● **WORK REQUEST**
The output should consist solely of the line containing "What's the underlying" and all lines after it through the final line of the entries below, reproduced exactly.

[Data extracted from a collection]

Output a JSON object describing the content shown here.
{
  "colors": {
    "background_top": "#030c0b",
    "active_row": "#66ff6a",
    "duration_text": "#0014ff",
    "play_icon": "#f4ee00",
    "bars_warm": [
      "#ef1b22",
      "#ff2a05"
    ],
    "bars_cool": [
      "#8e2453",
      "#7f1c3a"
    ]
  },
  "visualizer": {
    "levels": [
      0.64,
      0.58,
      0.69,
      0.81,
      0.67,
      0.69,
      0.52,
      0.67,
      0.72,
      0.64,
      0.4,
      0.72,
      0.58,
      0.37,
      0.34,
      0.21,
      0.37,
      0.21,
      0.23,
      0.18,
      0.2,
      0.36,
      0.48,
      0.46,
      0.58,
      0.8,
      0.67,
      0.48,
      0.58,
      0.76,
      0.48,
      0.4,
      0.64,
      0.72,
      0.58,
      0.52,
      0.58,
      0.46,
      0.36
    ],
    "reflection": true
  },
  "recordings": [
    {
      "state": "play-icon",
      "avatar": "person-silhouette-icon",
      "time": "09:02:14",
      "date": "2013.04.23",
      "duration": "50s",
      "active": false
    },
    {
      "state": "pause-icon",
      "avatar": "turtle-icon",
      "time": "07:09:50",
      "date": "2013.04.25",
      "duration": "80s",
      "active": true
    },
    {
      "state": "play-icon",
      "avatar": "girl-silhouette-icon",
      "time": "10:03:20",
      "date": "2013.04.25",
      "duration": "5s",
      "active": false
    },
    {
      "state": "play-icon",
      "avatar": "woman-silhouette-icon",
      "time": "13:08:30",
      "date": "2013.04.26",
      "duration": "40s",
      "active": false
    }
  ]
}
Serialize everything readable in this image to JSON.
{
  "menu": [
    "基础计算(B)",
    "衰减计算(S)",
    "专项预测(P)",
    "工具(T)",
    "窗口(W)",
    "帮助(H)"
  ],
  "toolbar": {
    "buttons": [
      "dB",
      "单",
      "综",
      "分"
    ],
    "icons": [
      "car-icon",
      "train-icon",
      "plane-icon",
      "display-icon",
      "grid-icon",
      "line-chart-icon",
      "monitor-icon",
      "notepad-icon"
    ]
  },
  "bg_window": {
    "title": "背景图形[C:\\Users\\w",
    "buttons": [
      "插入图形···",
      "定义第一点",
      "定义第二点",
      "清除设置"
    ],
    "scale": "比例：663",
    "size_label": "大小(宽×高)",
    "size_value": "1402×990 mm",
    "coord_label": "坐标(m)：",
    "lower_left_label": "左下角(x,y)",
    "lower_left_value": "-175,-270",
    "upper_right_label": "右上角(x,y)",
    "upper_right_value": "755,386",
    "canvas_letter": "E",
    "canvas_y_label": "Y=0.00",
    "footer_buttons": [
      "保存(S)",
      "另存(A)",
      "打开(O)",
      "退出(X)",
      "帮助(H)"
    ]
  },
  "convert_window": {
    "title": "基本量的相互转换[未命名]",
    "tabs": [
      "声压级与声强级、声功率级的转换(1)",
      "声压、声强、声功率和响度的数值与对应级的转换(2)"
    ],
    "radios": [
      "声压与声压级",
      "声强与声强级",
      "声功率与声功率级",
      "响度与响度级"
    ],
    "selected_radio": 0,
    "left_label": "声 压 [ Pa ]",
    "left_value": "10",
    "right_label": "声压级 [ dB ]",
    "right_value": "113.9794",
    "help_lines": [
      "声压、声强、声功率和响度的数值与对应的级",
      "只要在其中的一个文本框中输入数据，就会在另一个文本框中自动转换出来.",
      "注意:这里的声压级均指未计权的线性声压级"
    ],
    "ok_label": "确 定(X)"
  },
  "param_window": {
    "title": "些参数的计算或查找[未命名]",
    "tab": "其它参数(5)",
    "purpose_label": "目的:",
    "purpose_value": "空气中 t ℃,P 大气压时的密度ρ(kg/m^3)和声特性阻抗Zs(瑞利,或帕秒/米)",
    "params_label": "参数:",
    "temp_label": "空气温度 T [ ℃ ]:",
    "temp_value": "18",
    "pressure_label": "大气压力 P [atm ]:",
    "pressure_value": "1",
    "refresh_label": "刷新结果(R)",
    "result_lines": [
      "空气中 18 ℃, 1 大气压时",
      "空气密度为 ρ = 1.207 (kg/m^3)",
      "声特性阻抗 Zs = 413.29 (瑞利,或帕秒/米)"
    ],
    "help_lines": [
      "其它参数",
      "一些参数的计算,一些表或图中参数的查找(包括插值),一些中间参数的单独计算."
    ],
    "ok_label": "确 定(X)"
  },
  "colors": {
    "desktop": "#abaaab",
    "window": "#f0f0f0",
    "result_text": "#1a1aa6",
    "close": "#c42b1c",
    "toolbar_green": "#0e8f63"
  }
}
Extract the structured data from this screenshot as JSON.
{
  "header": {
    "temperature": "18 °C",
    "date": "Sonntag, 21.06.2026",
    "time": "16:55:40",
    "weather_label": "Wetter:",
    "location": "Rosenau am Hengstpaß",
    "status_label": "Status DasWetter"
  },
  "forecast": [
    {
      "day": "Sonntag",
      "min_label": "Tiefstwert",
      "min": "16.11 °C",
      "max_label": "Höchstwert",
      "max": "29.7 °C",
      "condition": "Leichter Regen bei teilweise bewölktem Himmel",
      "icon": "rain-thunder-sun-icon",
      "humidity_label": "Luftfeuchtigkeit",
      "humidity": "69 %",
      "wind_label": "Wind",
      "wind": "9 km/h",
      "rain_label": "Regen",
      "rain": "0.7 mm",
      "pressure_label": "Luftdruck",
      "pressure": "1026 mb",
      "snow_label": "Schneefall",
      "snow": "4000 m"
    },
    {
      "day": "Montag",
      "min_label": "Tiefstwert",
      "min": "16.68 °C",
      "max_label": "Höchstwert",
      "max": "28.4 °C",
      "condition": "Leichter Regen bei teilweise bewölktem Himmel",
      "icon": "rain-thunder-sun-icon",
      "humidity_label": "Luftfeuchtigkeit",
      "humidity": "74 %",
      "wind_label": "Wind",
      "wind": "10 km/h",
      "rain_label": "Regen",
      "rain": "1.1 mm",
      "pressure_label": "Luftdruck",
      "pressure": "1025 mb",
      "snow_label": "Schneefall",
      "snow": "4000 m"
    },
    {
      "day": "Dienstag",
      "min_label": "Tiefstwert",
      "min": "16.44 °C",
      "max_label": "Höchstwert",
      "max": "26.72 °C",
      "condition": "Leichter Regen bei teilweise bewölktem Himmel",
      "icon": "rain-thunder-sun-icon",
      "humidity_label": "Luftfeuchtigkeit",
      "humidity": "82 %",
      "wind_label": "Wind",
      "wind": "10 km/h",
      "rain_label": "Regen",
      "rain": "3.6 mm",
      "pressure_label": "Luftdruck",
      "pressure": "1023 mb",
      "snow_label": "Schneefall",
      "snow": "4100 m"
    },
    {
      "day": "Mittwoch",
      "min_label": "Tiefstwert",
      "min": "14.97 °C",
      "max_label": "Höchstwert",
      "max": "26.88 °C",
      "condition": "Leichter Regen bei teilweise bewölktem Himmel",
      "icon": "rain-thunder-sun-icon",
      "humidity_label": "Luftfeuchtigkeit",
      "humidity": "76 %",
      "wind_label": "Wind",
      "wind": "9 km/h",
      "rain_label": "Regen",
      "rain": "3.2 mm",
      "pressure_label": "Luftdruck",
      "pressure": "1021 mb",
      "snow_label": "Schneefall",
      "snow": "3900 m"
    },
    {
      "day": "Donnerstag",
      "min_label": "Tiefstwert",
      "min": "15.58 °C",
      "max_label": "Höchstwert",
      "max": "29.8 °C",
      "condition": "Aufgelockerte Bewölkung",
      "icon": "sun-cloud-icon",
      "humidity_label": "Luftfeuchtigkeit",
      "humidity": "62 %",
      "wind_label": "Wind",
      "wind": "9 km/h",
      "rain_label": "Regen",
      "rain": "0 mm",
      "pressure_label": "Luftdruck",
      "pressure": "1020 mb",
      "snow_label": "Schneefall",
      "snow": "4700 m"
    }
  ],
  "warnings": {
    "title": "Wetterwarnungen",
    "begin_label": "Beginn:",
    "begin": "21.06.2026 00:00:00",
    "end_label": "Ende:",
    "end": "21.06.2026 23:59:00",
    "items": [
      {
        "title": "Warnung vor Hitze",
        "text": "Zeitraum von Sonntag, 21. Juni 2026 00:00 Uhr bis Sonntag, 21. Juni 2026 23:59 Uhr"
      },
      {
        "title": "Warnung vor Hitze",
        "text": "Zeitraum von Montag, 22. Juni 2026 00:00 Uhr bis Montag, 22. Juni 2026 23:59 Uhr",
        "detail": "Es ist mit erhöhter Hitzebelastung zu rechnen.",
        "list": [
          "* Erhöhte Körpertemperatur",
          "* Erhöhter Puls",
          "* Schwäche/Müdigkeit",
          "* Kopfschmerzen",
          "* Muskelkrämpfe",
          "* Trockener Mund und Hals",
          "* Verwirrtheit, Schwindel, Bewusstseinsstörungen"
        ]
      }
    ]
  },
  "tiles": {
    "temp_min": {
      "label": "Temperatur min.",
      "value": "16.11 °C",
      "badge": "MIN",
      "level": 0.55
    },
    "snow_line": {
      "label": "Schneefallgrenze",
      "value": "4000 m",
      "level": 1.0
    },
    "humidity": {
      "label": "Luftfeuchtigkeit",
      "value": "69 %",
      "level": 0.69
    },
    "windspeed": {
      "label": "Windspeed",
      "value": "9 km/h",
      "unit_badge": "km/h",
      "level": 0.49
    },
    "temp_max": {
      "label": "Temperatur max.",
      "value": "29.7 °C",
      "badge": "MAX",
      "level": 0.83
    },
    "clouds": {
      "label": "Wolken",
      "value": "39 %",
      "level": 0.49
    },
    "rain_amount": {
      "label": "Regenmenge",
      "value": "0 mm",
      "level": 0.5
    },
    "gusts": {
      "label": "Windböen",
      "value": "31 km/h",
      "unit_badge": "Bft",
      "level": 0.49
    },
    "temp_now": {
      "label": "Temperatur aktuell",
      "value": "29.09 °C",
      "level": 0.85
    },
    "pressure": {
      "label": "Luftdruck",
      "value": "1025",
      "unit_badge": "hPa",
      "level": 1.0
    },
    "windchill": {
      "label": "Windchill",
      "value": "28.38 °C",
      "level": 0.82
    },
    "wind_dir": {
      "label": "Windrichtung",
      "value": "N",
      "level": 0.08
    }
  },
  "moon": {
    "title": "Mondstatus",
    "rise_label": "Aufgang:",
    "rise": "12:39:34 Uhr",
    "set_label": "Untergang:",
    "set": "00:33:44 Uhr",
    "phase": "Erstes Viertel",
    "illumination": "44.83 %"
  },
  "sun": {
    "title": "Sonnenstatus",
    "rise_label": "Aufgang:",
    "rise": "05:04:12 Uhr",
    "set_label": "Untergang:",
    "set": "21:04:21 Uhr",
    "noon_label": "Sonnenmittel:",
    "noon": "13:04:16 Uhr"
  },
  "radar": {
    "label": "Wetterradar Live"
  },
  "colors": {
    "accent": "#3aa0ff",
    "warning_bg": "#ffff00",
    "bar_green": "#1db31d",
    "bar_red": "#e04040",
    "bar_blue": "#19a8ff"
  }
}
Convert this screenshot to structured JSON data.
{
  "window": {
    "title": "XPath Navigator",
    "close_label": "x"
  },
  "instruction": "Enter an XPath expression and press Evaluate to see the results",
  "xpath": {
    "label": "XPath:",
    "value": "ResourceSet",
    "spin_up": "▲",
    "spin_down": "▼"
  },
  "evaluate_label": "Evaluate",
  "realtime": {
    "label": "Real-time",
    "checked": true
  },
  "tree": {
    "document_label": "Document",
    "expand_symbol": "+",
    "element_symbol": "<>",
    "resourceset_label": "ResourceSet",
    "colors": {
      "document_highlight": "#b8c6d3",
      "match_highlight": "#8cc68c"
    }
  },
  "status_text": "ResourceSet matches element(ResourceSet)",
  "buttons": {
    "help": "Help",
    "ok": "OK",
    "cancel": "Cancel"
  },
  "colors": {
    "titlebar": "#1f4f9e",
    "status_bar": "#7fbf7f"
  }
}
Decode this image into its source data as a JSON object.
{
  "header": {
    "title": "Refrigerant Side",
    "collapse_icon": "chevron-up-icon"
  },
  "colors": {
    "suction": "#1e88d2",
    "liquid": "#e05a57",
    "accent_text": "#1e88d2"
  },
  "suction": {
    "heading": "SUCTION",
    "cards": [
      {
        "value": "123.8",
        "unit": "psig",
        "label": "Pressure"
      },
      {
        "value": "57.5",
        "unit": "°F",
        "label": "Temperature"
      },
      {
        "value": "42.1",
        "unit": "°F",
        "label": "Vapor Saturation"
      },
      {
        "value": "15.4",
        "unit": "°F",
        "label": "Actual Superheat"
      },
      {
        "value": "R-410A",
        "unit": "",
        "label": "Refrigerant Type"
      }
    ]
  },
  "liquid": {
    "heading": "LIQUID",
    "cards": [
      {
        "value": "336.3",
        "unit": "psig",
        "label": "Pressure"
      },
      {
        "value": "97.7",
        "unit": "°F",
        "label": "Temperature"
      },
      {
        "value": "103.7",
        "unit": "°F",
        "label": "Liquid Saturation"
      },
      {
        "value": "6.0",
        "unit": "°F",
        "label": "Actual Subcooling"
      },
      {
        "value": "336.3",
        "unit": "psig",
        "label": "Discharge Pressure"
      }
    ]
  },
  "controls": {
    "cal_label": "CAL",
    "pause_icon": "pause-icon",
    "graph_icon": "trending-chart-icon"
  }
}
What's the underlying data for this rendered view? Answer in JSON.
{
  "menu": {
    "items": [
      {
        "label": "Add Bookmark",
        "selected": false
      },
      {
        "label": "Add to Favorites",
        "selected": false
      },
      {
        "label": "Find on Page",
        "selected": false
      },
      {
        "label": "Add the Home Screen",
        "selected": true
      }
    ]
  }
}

● **RESPONSE AREA**
What's the underlying data for this rendered view? Answer in JSON.
{
  "menu": {
    "items": [
      {
        "label": "Add Bookmark",
        "selected": false
      },
      {
        "label": "Add to Favorites",
        "selected": false
      },
      {
        "label": "Find on Page",
        "selected": false
      },
      {
        "label": "Add the Home Screen",
        "selected": true
      }
    ]
  }
}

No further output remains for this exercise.